For more than two decades, drummer, producer and vocalist Terri Lyne Carrington has crafted an eclectic brand of jazz that incorporates elements of bebop, soul, funk and much more. Since her debut in 1989, the GRAMMY®-nominated artist has established a reputation for assembling artists of varying styles and perspectives to create music that adheres to the traditions of jazz yet speaks to a much broader and more diverse audience.
Carrington brings this same diverse sensibility to her new recording The Mosaic Project, an album that once again gathers a myriad of voices and crystallizes them into a multi-faceted whole that far outweighs the sum of its parts. The Mosaic Project, Carrington’s fifth album overall and her first on Concord Jazz, is scheduled for release on July 19, 2011.
“Everything about this recording is about making a larger picture out of many various elements,” says Carrington, who produced the 14-song set. “I assembled several friends – most of whom I’ve performed with in the past, and all of whom bring their own individual story – to help me create the big picture. For as talented as each of them are as individuals, when I put them all together, I have a much greater musical story – one that can be told in an interesting and compelling way.”
Included on that list of friends are some of the most prominent female jazz artists of the last few decades: Esperanza Spalding, Dianne Reeves, Dee Dee Bridgewater, Sheila E., Nona Hendryx, Cassandra Wilson, Geri Allen and several others. Carrington says the emergence of so many great female jazz artists is what finally makes an album like The Mosaic Project possible, more so now than in decades past.
“If I had tried to do something like this in the past – like when I started playing 25 years ago – I might have felt limited by the pool of available musicians,” she says. “But now there are so many talented women whom I’ve been playing with anyway – not just because they’re women but because I love the way they play. So it has become easier to do a special project that celebrates the artistry and the musicality of these women.”
The Mosaic Project opens with “Transformation,” a song written and sung by Nona Hendryx that examines the constant state of flux and change that exists throughout nature and the universe. “This is completely different from Nona’s original version,” says Carrington. “Some people wouldn’t even recognize it, but this song resonates with me - so much so that I started hearing other music around her original melody with moments of Wayne Shorter’s influence peeking through.”
Gretchen Parlato takes the mike on a sensual rendition of Irving Berlin’s “I Got Lost in His Arms,” and follows immediately with setting up the intro on a jazzy and slightly revved up rendition of the McCartney/Lennon’s classic love ballad, “Michelle.” The latter is consistent with Carrington’s recurring tradition of inserting Beatles covers into various albums.

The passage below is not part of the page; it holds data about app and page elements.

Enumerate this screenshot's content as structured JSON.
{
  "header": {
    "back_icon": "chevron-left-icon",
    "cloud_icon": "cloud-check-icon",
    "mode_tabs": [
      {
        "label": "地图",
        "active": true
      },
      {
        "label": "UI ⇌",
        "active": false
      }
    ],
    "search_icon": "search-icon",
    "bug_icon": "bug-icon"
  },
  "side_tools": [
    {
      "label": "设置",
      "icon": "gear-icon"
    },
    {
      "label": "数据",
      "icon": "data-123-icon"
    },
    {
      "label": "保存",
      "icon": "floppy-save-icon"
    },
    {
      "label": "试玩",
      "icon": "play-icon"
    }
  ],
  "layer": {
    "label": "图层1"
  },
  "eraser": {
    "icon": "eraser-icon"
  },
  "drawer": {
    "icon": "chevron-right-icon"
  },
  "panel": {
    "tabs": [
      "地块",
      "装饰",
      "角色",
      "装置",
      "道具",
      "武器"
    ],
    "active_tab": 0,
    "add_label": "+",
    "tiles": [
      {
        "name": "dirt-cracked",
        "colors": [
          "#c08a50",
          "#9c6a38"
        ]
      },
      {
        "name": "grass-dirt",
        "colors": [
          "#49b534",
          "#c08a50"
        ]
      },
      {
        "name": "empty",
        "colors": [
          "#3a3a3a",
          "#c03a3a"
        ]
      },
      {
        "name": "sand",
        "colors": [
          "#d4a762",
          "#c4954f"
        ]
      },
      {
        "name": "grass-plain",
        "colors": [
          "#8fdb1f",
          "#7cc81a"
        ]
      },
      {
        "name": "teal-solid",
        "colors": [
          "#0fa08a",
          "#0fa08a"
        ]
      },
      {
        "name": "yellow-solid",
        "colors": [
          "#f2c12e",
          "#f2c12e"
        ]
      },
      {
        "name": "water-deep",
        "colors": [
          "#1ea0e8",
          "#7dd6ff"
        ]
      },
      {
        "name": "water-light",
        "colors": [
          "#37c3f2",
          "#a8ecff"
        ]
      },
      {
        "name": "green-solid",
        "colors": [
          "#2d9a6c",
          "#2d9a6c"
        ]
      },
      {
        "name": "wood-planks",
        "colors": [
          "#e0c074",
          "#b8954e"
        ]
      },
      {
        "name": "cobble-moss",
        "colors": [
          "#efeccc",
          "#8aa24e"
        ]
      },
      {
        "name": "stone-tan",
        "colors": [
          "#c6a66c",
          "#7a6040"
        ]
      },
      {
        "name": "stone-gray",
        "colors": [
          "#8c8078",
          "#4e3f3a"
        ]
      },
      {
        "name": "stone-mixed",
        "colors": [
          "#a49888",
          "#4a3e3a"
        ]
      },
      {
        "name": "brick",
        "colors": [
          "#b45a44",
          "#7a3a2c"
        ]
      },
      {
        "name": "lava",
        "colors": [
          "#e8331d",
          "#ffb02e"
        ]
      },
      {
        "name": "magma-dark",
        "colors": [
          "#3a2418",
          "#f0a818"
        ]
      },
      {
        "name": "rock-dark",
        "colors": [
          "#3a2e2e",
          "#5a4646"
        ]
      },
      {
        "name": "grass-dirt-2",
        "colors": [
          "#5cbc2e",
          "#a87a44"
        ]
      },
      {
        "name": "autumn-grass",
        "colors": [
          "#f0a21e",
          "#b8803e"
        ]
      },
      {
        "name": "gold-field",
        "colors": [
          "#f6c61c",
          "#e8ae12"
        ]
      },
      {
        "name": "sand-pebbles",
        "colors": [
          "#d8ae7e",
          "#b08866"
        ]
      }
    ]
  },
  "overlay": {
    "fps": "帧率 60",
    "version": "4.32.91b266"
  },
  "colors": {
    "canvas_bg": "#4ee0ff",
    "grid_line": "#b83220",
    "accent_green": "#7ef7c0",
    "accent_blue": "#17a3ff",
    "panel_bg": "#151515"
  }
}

Further in, the shimmering and melodic “Magic and Music” is a track that evolved over time and ultimately came together as a tribute to the late soul legend Teena Marie. “I had written the music a while ago, but the lyrics are new. I wrote the lyrics as a tribute to Teena, who was a friend of mine. Any real fan of hers – anyone who really knows her music – will recognize that this song is all about her.
The politically and emotionally charged “Echo,” a song by Bernice Johnson Reagon of the all-female, African-American a cappella group Sweet Honey in the Rock, is the powerful centerpiece to the album. Carrington’s arrangement for the song, which came together a couple years ago to celebrate the honorary doctorate that Reagon received from Berklee College of Music in 2009, opens with a thought provoking introduction by civil rights activist Angela Davis, then moves into a stirring vocal feature by Dianne Reeves. “Bernice was a major influence on my development as a young woman in the late ‘80s, as was Dianne and Angela, and I wanted to pay tribute to them because their music, activism, friendship and humanity were all strong influences on me personally.”
Other noteworthy tracks in the latter half of the sequence include a seductive cover of Al Green’s “Simply Beautiful,” with warm and sensual vocals by Cassandra Wilson; the percussive yet soaring “Unconditional Love,” written by Geri Allen and sung by Esperanza Spalding; and Spalding’s own whimsical and syncopated “Crayola,” which appears just a couple tracks later.
Dee Dee Bridgewater delivers the vocal line on “Soul Talk,” a piece written by Carrington and Hendryx and arranged with an elastic rhythm and a fascinating instrumental mix. The churning “Mosaic Triad,” another Carrington composition, vacillates between bebop and funk, and in the process sets up a rich sonic pallet that forces the listener to engage and take notice. “Show Me a Sign,” written by Carmen Lundy, is the deceptive closer - melodic on one hand, yet infused with a sense of urgency by the persistent rumble of drums that underscores the entire track.
Clearly, Carrington’s picture is never quite what it seems. With so many individual voices and perspectives in the mix, the results are often eye-opening and ear-opening. “There’s one part of me that’s kind of a jazz head who likes complex, thought provoking melodies and harmonies,” she says. “And then there’s another part of me that really likes funk and pop and things that are accessible. This record is another chance for me to assemble all of these great musicians to help me combine those different aspects of myself – those different pieces – and create something special in the process.